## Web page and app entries
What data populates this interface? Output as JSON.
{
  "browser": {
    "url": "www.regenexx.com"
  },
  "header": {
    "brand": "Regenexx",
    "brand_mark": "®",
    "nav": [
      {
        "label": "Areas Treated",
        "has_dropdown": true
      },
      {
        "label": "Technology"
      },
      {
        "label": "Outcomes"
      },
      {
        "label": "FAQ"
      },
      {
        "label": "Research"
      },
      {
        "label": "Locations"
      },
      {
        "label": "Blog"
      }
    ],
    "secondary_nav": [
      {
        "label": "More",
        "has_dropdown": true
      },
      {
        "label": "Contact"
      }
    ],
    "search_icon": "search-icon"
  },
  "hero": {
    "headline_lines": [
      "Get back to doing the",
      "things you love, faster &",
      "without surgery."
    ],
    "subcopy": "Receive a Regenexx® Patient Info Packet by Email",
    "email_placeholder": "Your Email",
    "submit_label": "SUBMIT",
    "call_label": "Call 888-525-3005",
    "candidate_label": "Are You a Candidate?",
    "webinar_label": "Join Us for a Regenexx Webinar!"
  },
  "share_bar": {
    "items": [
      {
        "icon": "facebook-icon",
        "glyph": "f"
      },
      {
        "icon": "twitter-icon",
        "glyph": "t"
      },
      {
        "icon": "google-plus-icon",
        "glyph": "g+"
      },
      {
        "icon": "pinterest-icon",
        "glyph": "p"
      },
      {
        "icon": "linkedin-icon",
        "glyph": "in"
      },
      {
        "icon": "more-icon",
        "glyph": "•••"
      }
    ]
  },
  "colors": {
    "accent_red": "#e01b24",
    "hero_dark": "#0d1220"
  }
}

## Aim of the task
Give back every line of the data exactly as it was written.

## Your solution
What data populates this interface? Output as JSON.
{
  "browser": {
    "url": "www.regenexx.com"
  },
  "header": {
    "brand": "Regenexx",
    "brand_mark": "®",
    "nav": [
      {
        "label": "Areas Treated",
        "has_dropdown": true
      },
      {
        "label": "Technology"
      },
      {
        "label": "Outcomes"
      },
      {
        "label": "FAQ"
      },
      {
        "label": "Research"
      },
      {
        "label": "Locations"
      },
      {
        "label": "Blog"
      }
    ],
    "secondary_nav": [
      {
        "label": "More",
        "has_dropdown": true
      },
      {
        "label": "Contact"
      }
    ],
    "search_icon": "search-icon"
  },
  "hero": {
    "headline_lines": [
      "Get back to doing the",
      "things you love, faster &",
      "without surgery."
    ],
    "subcopy": "Receive a Regenexx® Patient Info Packet by Email",
    "email_placeholder": "Your Email",
    "submit_label": "SUBMIT",
    "call_label": "Call 888-525-3005",
    "candidate_label": "Are You a Candidate?",
    "webinar_label": "Join Us for a Regenexx Webinar!"
  },
  "share_bar": {
    "items": [
      {
        "icon": "facebook-icon",
        "glyph": "f"
      },
      {
        "icon": "twitter-icon",
        "glyph": "t"
      },
      {
        "icon": "google-plus-icon",
        "glyph": "g+"
      },
      {
        "icon": "pinterest-icon",
        "glyph": "p"
      },
      {
        "icon": "linkedin-icon",
        "glyph": "in"
      },
      {
        "icon": "more-icon",
        "glyph": "•••"
      }
    ]
  },
  "colors": {
    "accent_red": "#e01b24",
    "hero_dark": "#0d1220"
  }
}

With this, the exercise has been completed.